Kennewick, Richland, and Pasco make up the Tri-City area (pop. 160,000), near the confluence of the Snake, Yakima and Columbia Rivers in southeastern Washington. At one time the dry, arid climate of this area hosted the largest concentration of Concord grape vines in the world. Grapes are still big business here, though the city has most recently been in the spotlight for the mid-'90s discovery of a skeleton that challenged archaeological assumptions about early North Americans and nearby nuclear plant, Hanford.
Mostly a working town, Kennewick's convention facilities and numerous hotels have made it attractive for conferences and other events in this uncrowded and mostly rural part of the state. The city has a handful of tourist attractions like museums and galleries, an array of parks, a number of golf courses, and a selection of dining options to suit most palates.
In an earlier age the private community associated with Hanford, Richland is no longer just for nuclear types; this mostly residential city now boasts not bombs but pleasant parks and tree-lined streets.
Pasco is the less-developed of the three and the smallest.

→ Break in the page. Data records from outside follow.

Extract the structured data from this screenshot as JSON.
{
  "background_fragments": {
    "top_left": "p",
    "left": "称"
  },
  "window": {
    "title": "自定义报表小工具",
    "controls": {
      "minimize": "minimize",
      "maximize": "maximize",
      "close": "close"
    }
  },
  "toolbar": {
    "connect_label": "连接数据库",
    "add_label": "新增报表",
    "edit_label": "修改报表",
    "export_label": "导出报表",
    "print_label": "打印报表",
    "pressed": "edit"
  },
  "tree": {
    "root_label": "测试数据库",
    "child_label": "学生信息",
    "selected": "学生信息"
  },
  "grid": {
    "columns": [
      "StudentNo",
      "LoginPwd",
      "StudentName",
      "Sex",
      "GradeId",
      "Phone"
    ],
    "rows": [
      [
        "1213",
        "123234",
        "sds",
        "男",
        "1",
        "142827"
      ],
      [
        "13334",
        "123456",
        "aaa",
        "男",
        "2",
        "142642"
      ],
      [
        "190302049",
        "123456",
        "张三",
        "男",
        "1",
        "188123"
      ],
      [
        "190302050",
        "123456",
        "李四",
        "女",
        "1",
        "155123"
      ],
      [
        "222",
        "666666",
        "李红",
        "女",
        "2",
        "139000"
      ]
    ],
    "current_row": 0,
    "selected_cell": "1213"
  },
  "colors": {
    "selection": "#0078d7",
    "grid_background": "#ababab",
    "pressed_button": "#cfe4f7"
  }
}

Far fewer travelers make their way to this settlement on the north bank of the Columbia River, though it does have proximity to the Tri-Cities Airport to its credit, a colorful Farmer's Market and a historic museum or two.
Outdoors enthusiasts can find recreational opportunities in both local parks and slightly farther afield, from lakes and state sites to the Hanford Reach National Monument, for many years closed to outsiders for its connection with Hanford Nuclear Plant, but now a protected ecosystem open to visitors.
For more information about Kennewick, Richland, and Pasco, please select a topic of interest from the links on the left side of the page.